© 2004; Dani Tull
Dani Tull at Kim Light - Los Angeles, California
Art in America, November 1993, by Frances Colpitt
Dani Tull is a Los Angeles artist just three years out of graduate school at Stanford. "Eden," his first solo
installation at Kim Light, showed him to be both sophisticated and charmingly simple and precise in his depictions of childhood
innocence and sexuality.
The exhibition included 13 small watercolor paintings (all 1993) on duralene, a translucent support similar to vellum. Tull's style
here is reminiscent of illustrations in old, pre-Dr. Seuss children's books. The paintings - drawings, really - are not childlike but
rather like an illustrator's renderings intended to appeal to children or, more plausibly, the nostalgic taste of their parents. Washed
with pale, wholesome color, the figures are outlined, convincingly modeled, and given legible poses. Rosy-cheeked children are paired with
barnyard animals in either a bucolic landscape (with the requisite cottage in the background) or an unpainted white field. In Blacksheep, a
boy wearing only shoes, socks and a straw hat bends over slightly as if to converse with a black sheep. Cowlick pictures a clothed girl seated
stiffly on the ground, as a cow steps between her legs, lowers its head and wags its tongue. (Tull provides little black hatch marks beside
the cow's tongue and ear, and behind the child's head to convey action.) Although most of the paintings are sexually suggestive, they are never

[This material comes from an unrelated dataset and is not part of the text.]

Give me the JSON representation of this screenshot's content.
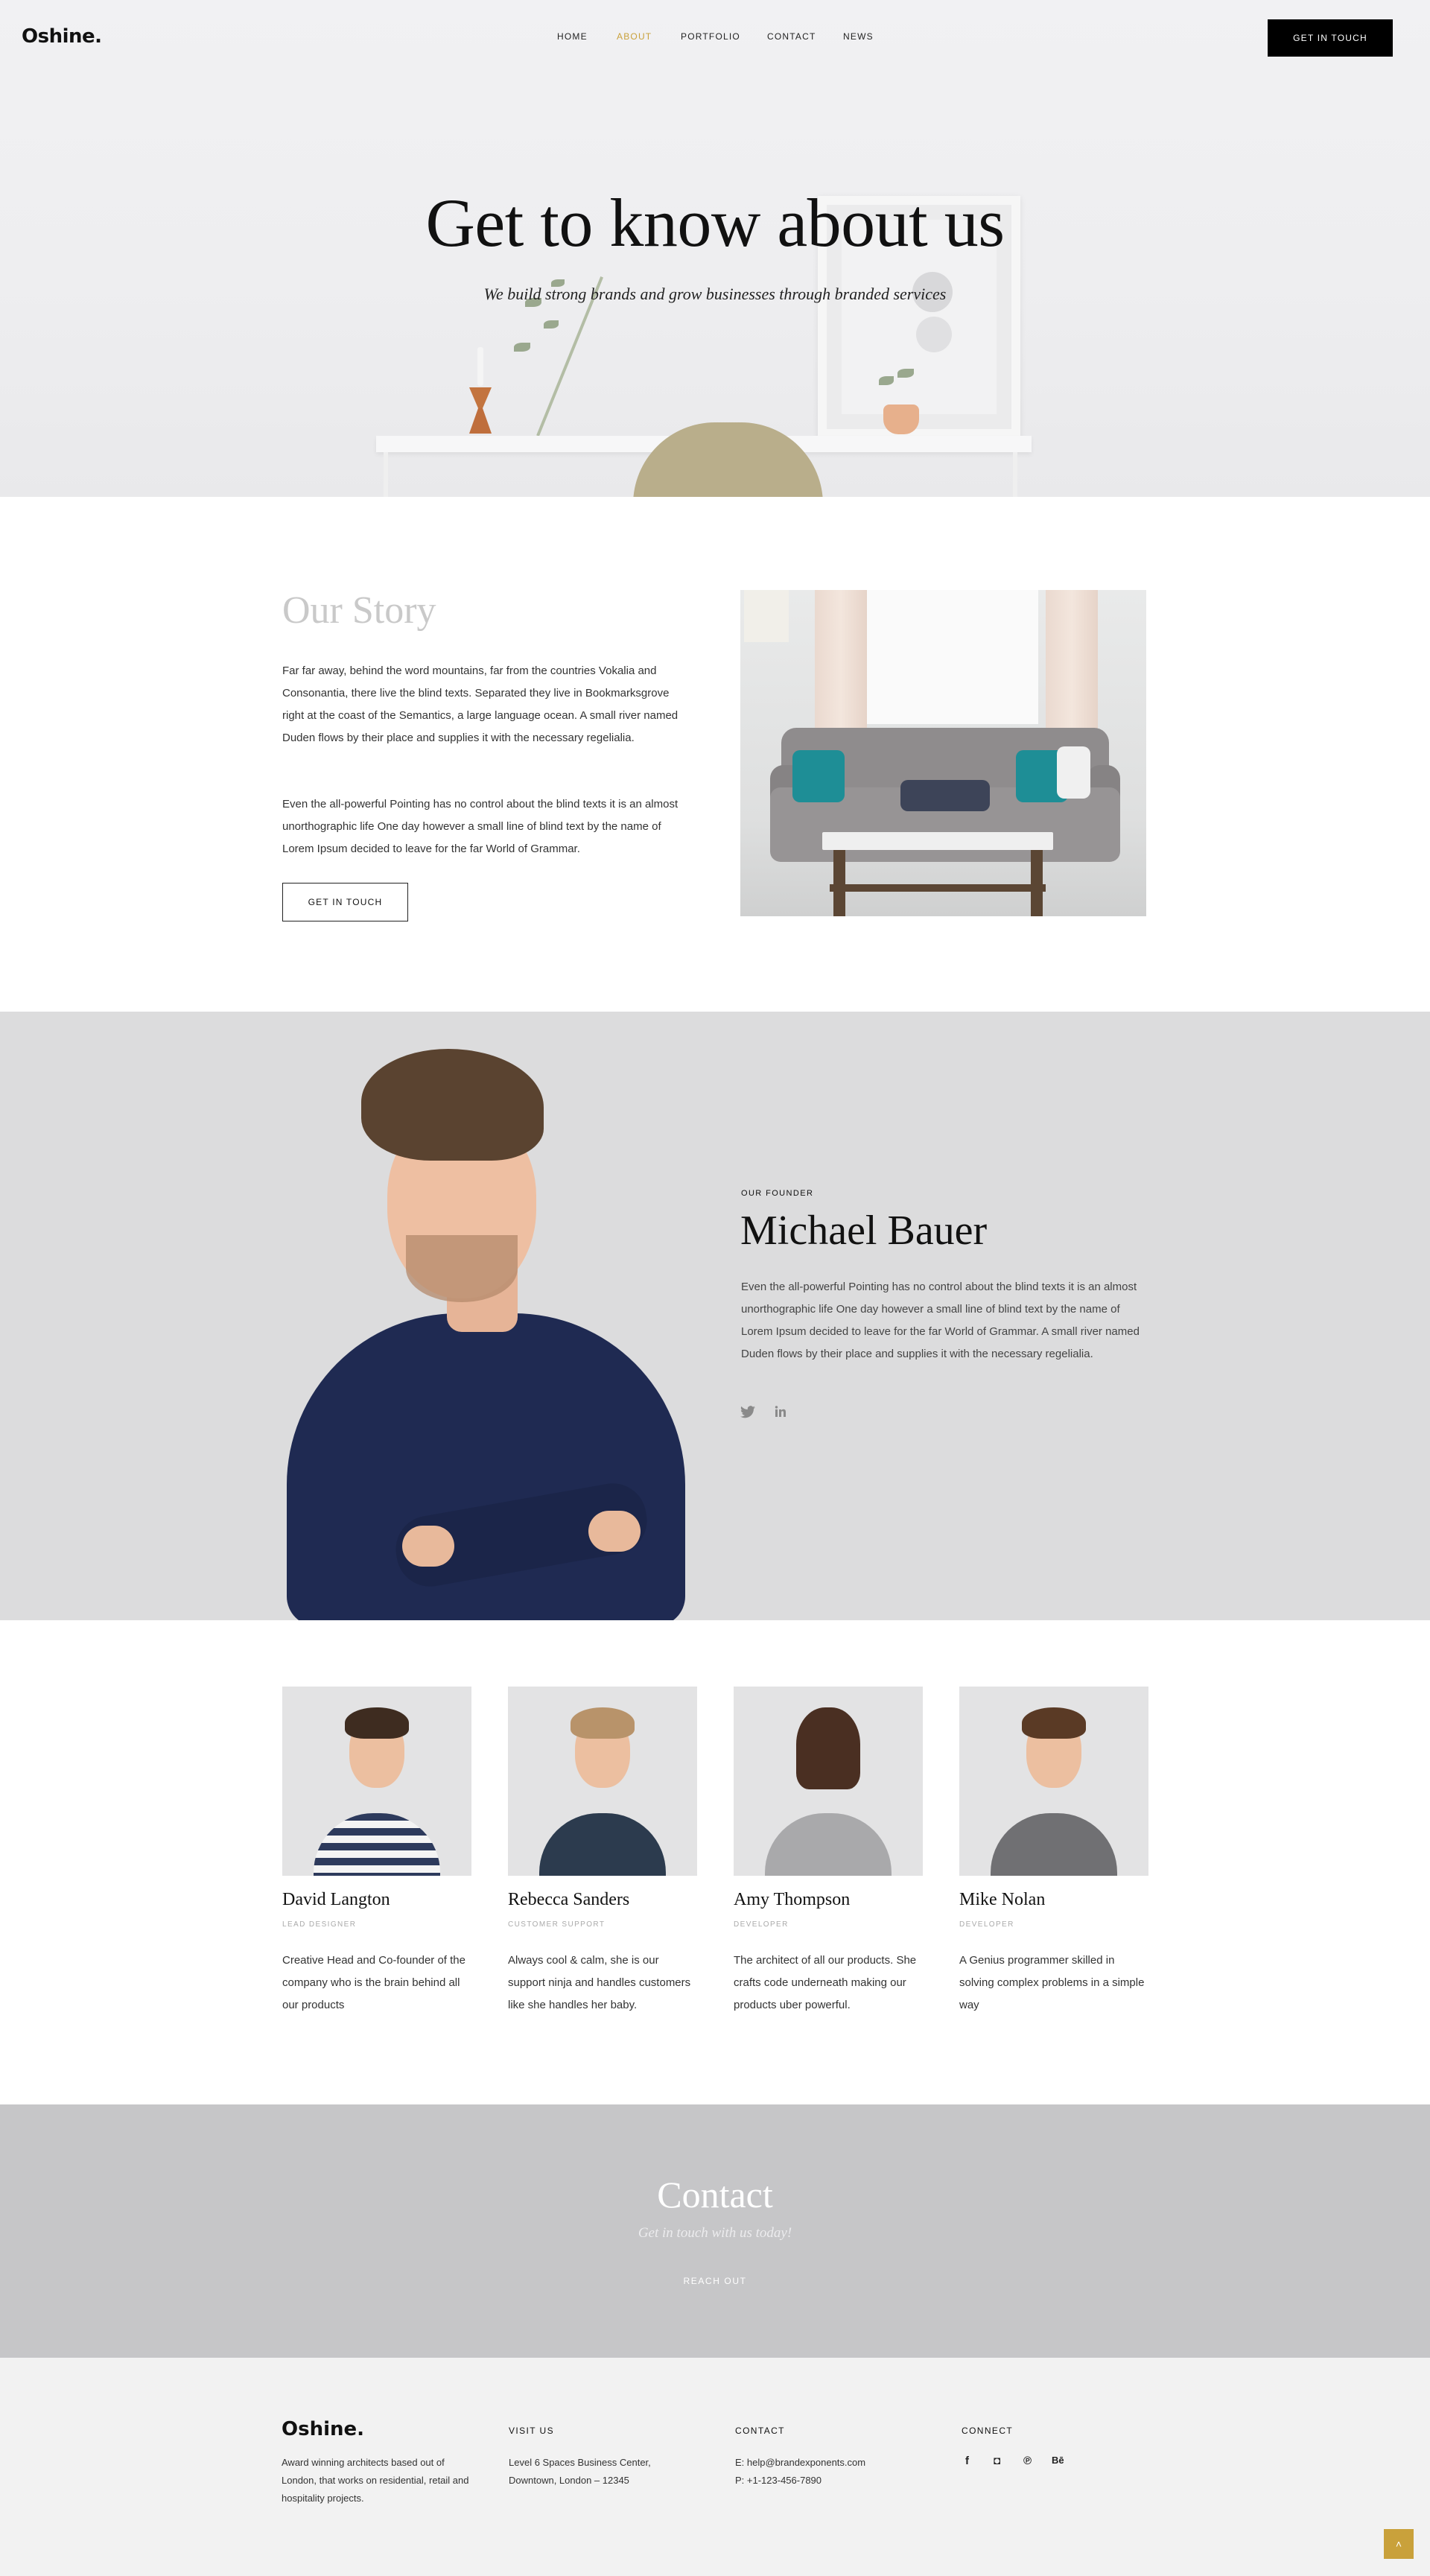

explicit. The lewdness is as discreet as it is free of artifice. In Bumpin' Fuzzies, for instance, a smiling blonde girl-child is mounted by a
comparably sized mouse while her lavender dress conceals the physical conjunction of the two.
"Eden" also included Daisychain, which covered a wall and the front of a counter in the gallery. A parade of generic dog silhouettes, each sniffing
the rear end of the one in front, was inlaid in simulated wood paneling. Different shades or grains of paneling distinguished the bodies of the dogs
from the background. The unobtrusive decor environmentally fleshed out the theme of the show, while a sculptural component, the Timelines, relieved the
theme's singular focus. Approximately 30 Timelines, multicolored disks of tightly rolled crepe paper or toilet paper, sprouted like toadstools clustered
in the center of the gallery's pale green painted floor. Because the fragile papers' colors are fugitive, they will soon fade (according to the artist) to
more nearly resemble the tree rings for which they are named. In their pastel glory, however, they are straightforwardly desirable, graspable and celebratory.
copyright 1993 Brant Publications, Inc.
copyright 2004 Gale Group